ALTR lines were derived by mutagenesis with ethyl methane sulfonate (EMS; Sigma, St Louis, MO, USA). Briefly, two 150 cm2 flasks containing A1–5 cells at 90% confluence were incubated with 500 μg/ml EMS for 13 h at 37°C. After mutagenesis, cells were rinsed 3× with DMEM and incubated for 24 h. Subsequently, the cells were trypsinized and replated onto twenty 10 cm dishes. After incubation for 16 h at 37°C, the cultures were transferred to 32°C until colonies began to appear (~3 weeks). Forty resistant colonies were selected, 20 of which were successfully expanded into stable cell lines.
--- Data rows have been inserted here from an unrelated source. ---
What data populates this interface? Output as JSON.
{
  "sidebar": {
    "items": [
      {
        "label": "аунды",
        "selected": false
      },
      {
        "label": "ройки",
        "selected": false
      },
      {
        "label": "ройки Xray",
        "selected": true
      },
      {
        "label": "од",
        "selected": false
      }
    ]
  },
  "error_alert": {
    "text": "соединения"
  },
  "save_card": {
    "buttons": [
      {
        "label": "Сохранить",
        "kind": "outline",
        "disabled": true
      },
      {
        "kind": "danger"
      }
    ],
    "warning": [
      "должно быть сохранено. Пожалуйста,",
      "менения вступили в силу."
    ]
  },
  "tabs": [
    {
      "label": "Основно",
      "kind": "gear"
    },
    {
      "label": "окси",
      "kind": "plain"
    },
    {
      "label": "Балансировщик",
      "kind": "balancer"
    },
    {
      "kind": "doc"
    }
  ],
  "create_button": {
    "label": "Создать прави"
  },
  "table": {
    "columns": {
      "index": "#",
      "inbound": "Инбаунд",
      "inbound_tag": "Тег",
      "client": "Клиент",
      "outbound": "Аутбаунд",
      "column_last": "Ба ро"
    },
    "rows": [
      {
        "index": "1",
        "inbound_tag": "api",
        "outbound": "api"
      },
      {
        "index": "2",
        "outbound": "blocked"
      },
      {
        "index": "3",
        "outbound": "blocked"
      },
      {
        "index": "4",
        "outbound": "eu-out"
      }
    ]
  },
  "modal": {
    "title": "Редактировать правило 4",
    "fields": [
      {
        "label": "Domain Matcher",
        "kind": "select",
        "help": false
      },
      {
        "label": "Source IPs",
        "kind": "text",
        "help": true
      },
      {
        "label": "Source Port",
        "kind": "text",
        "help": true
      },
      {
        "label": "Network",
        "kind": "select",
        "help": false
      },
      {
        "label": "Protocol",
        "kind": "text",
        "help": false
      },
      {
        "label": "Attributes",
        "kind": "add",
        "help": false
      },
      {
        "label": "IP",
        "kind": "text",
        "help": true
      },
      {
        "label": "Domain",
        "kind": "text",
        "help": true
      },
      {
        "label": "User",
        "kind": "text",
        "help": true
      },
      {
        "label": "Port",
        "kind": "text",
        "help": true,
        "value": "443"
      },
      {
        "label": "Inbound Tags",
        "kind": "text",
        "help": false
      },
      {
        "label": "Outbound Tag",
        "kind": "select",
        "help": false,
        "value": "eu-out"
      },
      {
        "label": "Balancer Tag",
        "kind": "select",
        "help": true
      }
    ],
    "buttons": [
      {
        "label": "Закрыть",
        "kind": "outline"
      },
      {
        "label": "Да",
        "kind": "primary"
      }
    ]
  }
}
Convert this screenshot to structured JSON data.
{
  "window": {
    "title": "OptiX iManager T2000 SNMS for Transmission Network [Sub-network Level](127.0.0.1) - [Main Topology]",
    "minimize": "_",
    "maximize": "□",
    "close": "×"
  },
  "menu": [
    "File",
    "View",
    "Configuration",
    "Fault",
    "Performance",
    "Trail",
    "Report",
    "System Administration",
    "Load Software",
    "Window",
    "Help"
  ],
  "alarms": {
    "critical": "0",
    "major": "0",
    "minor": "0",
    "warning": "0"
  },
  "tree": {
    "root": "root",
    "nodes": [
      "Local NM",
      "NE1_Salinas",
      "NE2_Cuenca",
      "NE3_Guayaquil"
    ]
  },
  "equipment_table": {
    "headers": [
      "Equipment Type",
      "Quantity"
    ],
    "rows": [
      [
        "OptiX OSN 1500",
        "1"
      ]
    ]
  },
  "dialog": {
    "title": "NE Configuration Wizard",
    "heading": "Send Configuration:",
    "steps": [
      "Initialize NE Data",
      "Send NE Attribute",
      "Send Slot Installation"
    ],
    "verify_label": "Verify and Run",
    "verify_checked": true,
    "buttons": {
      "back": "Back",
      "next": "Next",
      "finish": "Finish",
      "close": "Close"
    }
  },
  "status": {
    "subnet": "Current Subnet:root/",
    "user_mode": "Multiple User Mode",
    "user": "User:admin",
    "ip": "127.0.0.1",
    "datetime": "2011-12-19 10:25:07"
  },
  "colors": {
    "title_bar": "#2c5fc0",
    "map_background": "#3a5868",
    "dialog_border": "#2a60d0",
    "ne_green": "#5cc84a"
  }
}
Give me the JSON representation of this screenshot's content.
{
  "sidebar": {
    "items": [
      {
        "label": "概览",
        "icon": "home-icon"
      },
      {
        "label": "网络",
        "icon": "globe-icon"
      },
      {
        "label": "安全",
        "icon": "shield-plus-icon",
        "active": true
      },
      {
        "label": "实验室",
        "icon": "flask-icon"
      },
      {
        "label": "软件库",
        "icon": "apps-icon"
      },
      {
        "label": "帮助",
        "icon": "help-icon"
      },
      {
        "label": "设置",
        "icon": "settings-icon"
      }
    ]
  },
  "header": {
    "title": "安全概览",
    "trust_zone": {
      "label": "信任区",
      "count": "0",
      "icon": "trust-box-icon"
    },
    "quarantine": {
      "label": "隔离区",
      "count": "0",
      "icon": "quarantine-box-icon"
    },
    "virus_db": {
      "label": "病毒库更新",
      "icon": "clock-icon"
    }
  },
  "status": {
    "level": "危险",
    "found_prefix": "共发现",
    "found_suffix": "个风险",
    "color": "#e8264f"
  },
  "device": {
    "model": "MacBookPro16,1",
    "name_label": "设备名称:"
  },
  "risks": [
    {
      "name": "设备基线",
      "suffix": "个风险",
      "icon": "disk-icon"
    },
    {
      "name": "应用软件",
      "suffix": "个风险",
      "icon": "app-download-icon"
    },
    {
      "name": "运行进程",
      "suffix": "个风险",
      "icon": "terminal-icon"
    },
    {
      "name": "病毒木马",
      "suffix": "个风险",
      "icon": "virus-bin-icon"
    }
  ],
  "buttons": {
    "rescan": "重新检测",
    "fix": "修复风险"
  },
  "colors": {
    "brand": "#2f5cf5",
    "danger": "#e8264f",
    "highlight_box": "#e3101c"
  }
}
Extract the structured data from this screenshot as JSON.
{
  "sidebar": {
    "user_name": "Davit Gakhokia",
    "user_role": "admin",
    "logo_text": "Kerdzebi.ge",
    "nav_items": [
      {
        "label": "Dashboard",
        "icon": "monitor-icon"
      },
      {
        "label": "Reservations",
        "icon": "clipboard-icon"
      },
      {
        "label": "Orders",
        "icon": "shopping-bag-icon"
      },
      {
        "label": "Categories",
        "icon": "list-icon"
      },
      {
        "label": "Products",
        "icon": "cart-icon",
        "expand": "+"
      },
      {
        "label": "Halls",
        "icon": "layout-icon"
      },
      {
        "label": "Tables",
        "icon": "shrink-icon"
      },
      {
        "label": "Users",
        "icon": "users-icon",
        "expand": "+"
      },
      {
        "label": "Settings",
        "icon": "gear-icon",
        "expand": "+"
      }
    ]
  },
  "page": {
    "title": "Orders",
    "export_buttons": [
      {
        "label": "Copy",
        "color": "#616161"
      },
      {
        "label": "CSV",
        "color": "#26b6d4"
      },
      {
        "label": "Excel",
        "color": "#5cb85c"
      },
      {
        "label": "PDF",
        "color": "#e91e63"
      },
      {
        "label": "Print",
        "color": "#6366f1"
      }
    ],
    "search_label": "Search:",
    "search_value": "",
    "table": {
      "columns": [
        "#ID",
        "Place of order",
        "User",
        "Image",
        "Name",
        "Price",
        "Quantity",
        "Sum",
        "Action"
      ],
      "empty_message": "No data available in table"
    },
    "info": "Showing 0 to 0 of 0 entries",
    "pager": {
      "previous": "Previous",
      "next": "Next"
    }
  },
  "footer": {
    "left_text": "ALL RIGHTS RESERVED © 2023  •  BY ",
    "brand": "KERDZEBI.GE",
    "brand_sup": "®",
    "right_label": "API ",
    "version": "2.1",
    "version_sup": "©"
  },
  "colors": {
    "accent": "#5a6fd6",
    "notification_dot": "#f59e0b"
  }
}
Reverse transcription of 2 μg total RNA from A1–5 and ALTR cells was carried out using Superscript II RT (Gibco BRL). Full-length p53 was divided into three sections and amplified by PCR using different primers: 5′-ATGGAGGAGTCA CAGTCGGATA-3′ and 5′-ATAACAGACTTGGCTGTCC CAG-3′ were used to amplify the 366 bp N terminus; 5′-GCC AAGTCTGTTATGTGCA-3′ and 5′-GAGGCGCTTGTGC AGGTGG-3′ were used to amplify the 590 bp DNA-binding domain; 5′-AGAAAATTTCCGCAAAAAGGAA-3′ and 5′-CCCCACTTTCTTGACCATTGTT-3′ were used to amplify the 330 bp C terminus. The PCR products were sequenced on an automated sequencer.
The p53 monopartite NLS (p53MNLS) was obtained by annealing of two oligonucleotides, 5′-GATCCTCTCCCCCG CAAAAGAAAAAACCACTTG-3′ and 5′-AATTCAAGTG GTTTTTTCTTTTGCGGGGGAGAG-3′. The p53 bipartite NLS were amplified by PCR using 5′-CCGCGGATCCCCA GGGAGCGCAAAGAGAGC-3′ and 5′-GCCGGAATTCCT TGAGGGTGAAATACTCTC-3′ as primers from pP53-A1 plasmid. These two NLSs were inserted in frame to pGEX-2T vector. An EGFP-coding sequence amplified by PCR using 5′-GCCGGAATTCATGGTGAGCAAGGGCGAGGA-3′ and 5′-CCGCGAATTCTTACTTGTACAGCTCGTCCA-3′ as primers from pEGFP-C1 was then inserted to the resulting plasmids obtaining pGST-p53MNLS-EGFP and pGST-p53BNLS-EGFP, respectively. The EGFP-coding sequence was inserted into pGEX-2T to obtain pGST-EGFP. All plasmids were confirmed by DNA sequencing.
The GST-tagged proteins were expressed in E. coli BL21(DE3) and purified according to the manufacturer’s directions (Amersham Biosciences, Piscataway, NJ, USA). All proteins were analysed for purity by SDS–PAGE and Coomassie blue staining (not shown).
The preparation of cytosols and in vitro nuclear import were performed as described previously (Adam et al., 1990). Assays in the absence of cytosol were conducted as a negative control.
GST-tagged proteins (100 μg) bound glutathione-Sepharose 4B were incubated with cytosol (1 mg) in TEN buffer (20mM Tris-HCl, pH 7.4, 0.1mM EDTA and 100mM NaCl) at 4°C for 3 h. After three washes with NTEN (20mM Tris-HCl, pH 7.4, 1mM EDTA, 0.5% NP40 and 100mM NaCl), pull-down products were analysed by immunoblotting.
The immunoprecipitation and indirect immunofluorescence were performed as described previously (Gaitonde et al., 2000).
We thank Dr Minoru Yoshida for providing leptomycin B and Dr Stephen A Adam for the pGST-SV40TAgNLS-EGFP plasmid. This work was supported by the National Institutes of Health Grant CA090776 to JDM.